Assignment – Exclude the pictures and reproduce the remaining data exactly as written.

Entries shown below:

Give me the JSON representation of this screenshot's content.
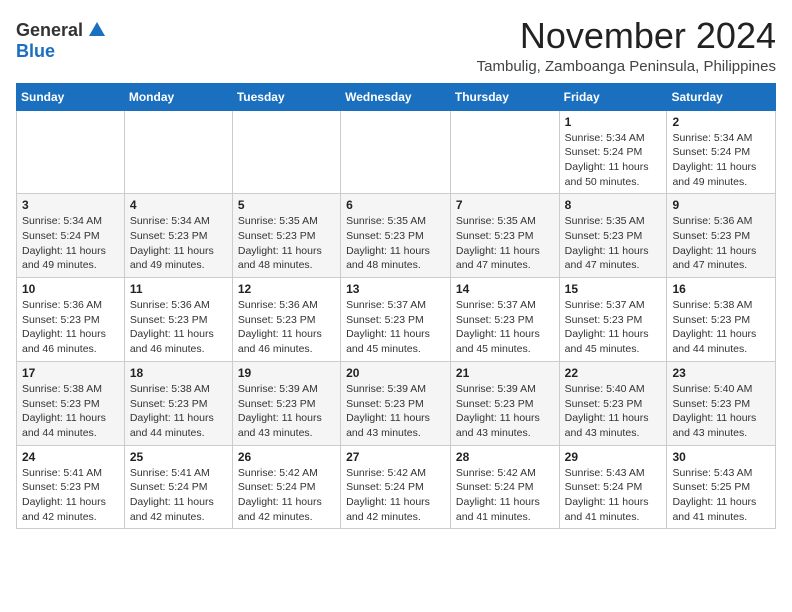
{
  "logo": {
    "general": "General",
    "blue": "Blue"
  },
  "title": {
    "month": "November 2024",
    "location": "Tambulig, Zamboanga Peninsula, Philippines"
  },
  "weekdays": [
    "Sunday",
    "Monday",
    "Tuesday",
    "Wednesday",
    "Thursday",
    "Friday",
    "Saturday"
  ],
  "weeks": [
    [
      {
        "day": "",
        "info": ""
      },
      {
        "day": "",
        "info": ""
      },
      {
        "day": "",
        "info": ""
      },
      {
        "day": "",
        "info": ""
      },
      {
        "day": "",
        "info": ""
      },
      {
        "day": "1",
        "info": "Sunrise: 5:34 AM\nSunset: 5:24 PM\nDaylight: 11 hours\nand 50 minutes."
      },
      {
        "day": "2",
        "info": "Sunrise: 5:34 AM\nSunset: 5:24 PM\nDaylight: 11 hours\nand 49 minutes."
      }
    ],
    [
      {
        "day": "3",
        "info": "Sunrise: 5:34 AM\nSunset: 5:24 PM\nDaylight: 11 hours\nand 49 minutes."
      },
      {
        "day": "4",
        "info": "Sunrise: 5:34 AM\nSunset: 5:23 PM\nDaylight: 11 hours\nand 49 minutes."
      },
      {
        "day": "5",
        "info": "Sunrise: 5:35 AM\nSunset: 5:23 PM\nDaylight: 11 hours\nand 48 minutes."
      },
      {
        "day": "6",
        "info": "Sunrise: 5:35 AM\nSunset: 5:23 PM\nDaylight: 11 hours\nand 48 minutes."
      },
      {
        "day": "7",
        "info": "Sunrise: 5:35 AM\nSunset: 5:23 PM\nDaylight: 11 hours\nand 47 minutes."
      },
      {
        "day": "8",
        "info": "Sunrise: 5:35 AM\nSunset: 5:23 PM\nDaylight: 11 hours\nand 47 minutes."
      },
      {
        "day": "9",
        "info": "Sunrise: 5:36 AM\nSunset: 5:23 PM\nDaylight: 11 hours\nand 47 minutes."
      }
    ],
    [
      {
        "day": "10",
        "info": "Sunrise: 5:36 AM\nSunset: 5:23 PM\nDaylight: 11 hours\nand 46 minutes."
      },
      {
        "day": "11",
        "info": "Sunrise: 5:36 AM\nSunset: 5:23 PM\nDaylight: 11 hours\nand 46 minutes."
      },
      {
        "day": "12",
        "info": "Sunrise: 5:36 AM\nSunset: 5:23 PM\nDaylight: 11 hours\nand 46 minutes."
      },
      {
        "day": "13",
        "info": "Sunrise: 5:37 AM\nSunset: 5:23 PM\nDaylight: 11 hours\nand 45 minutes."
      },
      {
        "day": "14",
        "info": "Sunrise: 5:37 AM\nSunset: 5:23 PM\nDaylight: 11 hours\nand 45 minutes."
      },
      {
        "day": "15",
        "info": "Sunrise: 5:37 AM\nSunset: 5:23 PM\nDaylight: 11 hours\nand 45 minutes."
      },
      {
        "day": "16",
        "info": "Sunrise: 5:38 AM\nSunset: 5:23 PM\nDaylight: 11 hours\nand 44 minutes."
      }
    ],
    [
      {
        "day": "17",
        "info": "Sunrise: 5:38 AM\nSunset: 5:23 PM\nDaylight: 11 hours\nand 44 minutes."
      },
      {
        "day": "18",
        "info": "Sunrise: 5:38 AM\nSunset: 5:23 PM\nDaylight: 11 hours\nand 44 minutes."
      },
      {
        "day": "19",
        "info": "Sunrise: 5:39 AM\nSunset: 5:23 PM\nDaylight: 11 hours\nand 43 minutes."
      },
      {
        "day": "20",
        "info": "Sunrise: 5:39 AM\nSunset: 5:23 PM\nDaylight: 11 hours\nand 43 minutes."
      },
      {
        "day": "21",
        "info": "Sunrise: 5:39 AM\nSunset: 5:23 PM\nDaylight: 11 hours\nand 43 minutes."
      },
      {
        "day": "22",
        "info": "Sunrise: 5:40 AM\nSunset: 5:23 PM\nDaylight: 11 hours\nand 43 minutes."
      },
      {
        "day": "23",
        "info": "Sunrise: 5:40 AM\nSunset: 5:23 PM\nDaylight: 11 hours\nand 43 minutes."
      }
    ],
    [
      {
        "day": "24",
        "info": "Sunrise: 5:41 AM\nSunset: 5:23 PM\nDaylight: 11 hours\nand 42 minutes."
      },
      {
        "day": "25",
        "info": "Sunrise: 5:41 AM\nSunset: 5:24 PM\nDaylight: 11 hours\nand 42 minutes."
      },
      {
        "day": "26",
        "info": "Sunrise: 5:42 AM\nSunset: 5:24 PM\nDaylight: 11 hours\nand 42 minutes."
      },
      {
        "day": "27",
        "info": "Sunrise: 5:42 AM\nSunset: 5:24 PM\nDaylight: 11 hours\nand 42 minutes."
      },
      {
        "day": "28",
        "info": "Sunrise: 5:42 AM\nSunset: 5:24 PM\nDaylight: 11 hours\nand 41 minutes."
      },
      {
        "day": "29",
        "info": "Sunrise: 5:43 AM\nSunset: 5:24 PM\nDaylight: 11 hours\nand 41 minutes."
      },
      {
        "day": "30",
        "info": "Sunrise: 5:43 AM\nSunset: 5:25 PM\nDaylight: 11 hours\nand 41 minutes."
      }
    ]
  ]
}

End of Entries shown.

Output for this task –
Give me the JSON representation of this screenshot's content.
{
  "logo": {
    "general": "General",
    "blue": "Blue"
  },
  "title": {
    "month": "November 2024",
    "location": "Tambulig, Zamboanga Peninsula, Philippines"
  },
  "weekdays": [
    "Sunday",
    "Monday",
    "Tuesday",
    "Wednesday",
    "Thursday",
    "Friday",
    "Saturday"
  ],
  "weeks": [
    [
      {
        "day": "",
        "info": ""
      },
      {
        "day": "",
        "info": ""
      },
      {
        "day": "",
        "info": ""
      },
      {
        "day": "",
        "info": ""
      },
      {
        "day": "",
        "info": ""
      },
      {
        "day": "1",
        "info": "Sunrise: 5:34 AM\nSunset: 5:24 PM\nDaylight: 11 hours\nand 50 minutes."
      },
      {
        "day": "2",
        "info": "Sunrise: 5:34 AM\nSunset: 5:24 PM\nDaylight: 11 hours\nand 49 minutes."
      }
    ],
    [
      {
        "day": "3",
        "info": "Sunrise: 5:34 AM\nSunset: 5:24 PM\nDaylight: 11 hours\nand 49 minutes."
      },
      {
        "day": "4",
        "info": "Sunrise: 5:34 AM\nSunset: 5:23 PM\nDaylight: 11 hours\nand 49 minutes."
      },
      {
        "day": "5",
        "info": "Sunrise: 5:35 AM\nSunset: 5:23 PM\nDaylight: 11 hours\nand 48 minutes."
      },
      {
        "day": "6",
        "info": "Sunrise: 5:35 AM\nSunset: 5:23 PM\nDaylight: 11 hours\nand 48 minutes."
      },
      {
        "day": "7",
        "info": "Sunrise: 5:35 AM\nSunset: 5:23 PM\nDaylight: 11 hours\nand 47 minutes."
      },
      {
        "day": "8",
        "info": "Sunrise: 5:35 AM\nSunset: 5:23 PM\nDaylight: 11 hours\nand 47 minutes."
      },
      {
        "day": "9",
        "info": "Sunrise: 5:36 AM\nSunset: 5:23 PM\nDaylight: 11 hours\nand 47 minutes."
      }
    ],
    [
      {
        "day": "10",
        "info": "Sunrise: 5:36 AM\nSunset: 5:23 PM\nDaylight: 11 hours\nand 46 minutes."
      },
      {
        "day": "11",
        "info": "Sunrise: 5:36 AM\nSunset: 5:23 PM\nDaylight: 11 hours\nand 46 minutes."
      },
      {
        "day": "12",
        "info": "Sunrise: 5:36 AM\nSunset: 5:23 PM\nDaylight: 11 hours\nand 46 minutes."
      },
      {
        "day": "13",
        "info": "Sunrise: 5:37 AM\nSunset: 5:23 PM\nDaylight: 11 hours\nand 45 minutes."
      },
      {
        "day": "14",
        "info": "Sunrise: 5:37 AM\nSunset: 5:23 PM\nDaylight: 11 hours\nand 45 minutes."
      },
      {
        "day": "15",
        "info": "Sunrise: 5:37 AM\nSunset: 5:23 PM\nDaylight: 11 hours\nand 45 minutes."
      },
      {
        "day": "16",
        "info": "Sunrise: 5:38 AM\nSunset: 5:23 PM\nDaylight: 11 hours\nand 44 minutes."
      }
    ],
    [
      {
        "day": "17",
        "info": "Sunrise: 5:38 AM\nSunset: 5:23 PM\nDaylight: 11 hours\nand 44 minutes."
      },
      {
        "day": "18",
        "info": "Sunrise: 5:38 AM\nSunset: 5:23 PM\nDaylight: 11 hours\nand 44 minutes."
      },
      {
        "day": "19",
        "info": "Sunrise: 5:39 AM\nSunset: 5:23 PM\nDaylight: 11 hours\nand 43 minutes."
      },
      {
        "day": "20",
        "info": "Sunrise: 5:39 AM\nSunset: 5:23 PM\nDaylight: 11 hours\nand 43 minutes."
      },
      {
        "day": "21",
        "info": "Sunrise: 5:39 AM\nSunset: 5:23 PM\nDaylight: 11 hours\nand 43 minutes."
      },
      {
        "day": "22",
        "info": "Sunrise: 5:40 AM\nSunset: 5:23 PM\nDaylight: 11 hours\nand 43 minutes."
      },
      {
        "day": "23",
        "info": "Sunrise: 5:40 AM\nSunset: 5:23 PM\nDaylight: 11 hours\nand 43 minutes."
      }
    ],
    [
      {
        "day": "24",
        "info": "Sunrise: 5:41 AM\nSunset: 5:23 PM\nDaylight: 11 hours\nand 42 minutes."
      },
      {
        "day": "25",
        "info": "Sunrise: 5:41 AM\nSunset: 5:24 PM\nDaylight: 11 hours\nand 42 minutes."
      },
      {
        "day": "26",
        "info": "Sunrise: 5:42 AM\nSunset: 5:24 PM\nDaylight: 11 hours\nand 42 minutes."
      },
      {
        "day": "27",
        "info": "Sunrise: 5:42 AM\nSunset: 5:24 PM\nDaylight: 11 hours\nand 42 minutes."
      },
      {
        "day": "28",
        "info": "Sunrise: 5:42 AM\nSunset: 5:24 PM\nDaylight: 11 hours\nand 41 minutes."
      },
      {
        "day": "29",
        "info": "Sunrise: 5:43 AM\nSunset: 5:24 PM\nDaylight: 11 hours\nand 41 minutes."
      },
      {
        "day": "30",
        "info": "Sunrise: 5:43 AM\nSunset: 5:25 PM\nDaylight: 11 hours\nand 41 minutes."
      }
    ]
  ]
}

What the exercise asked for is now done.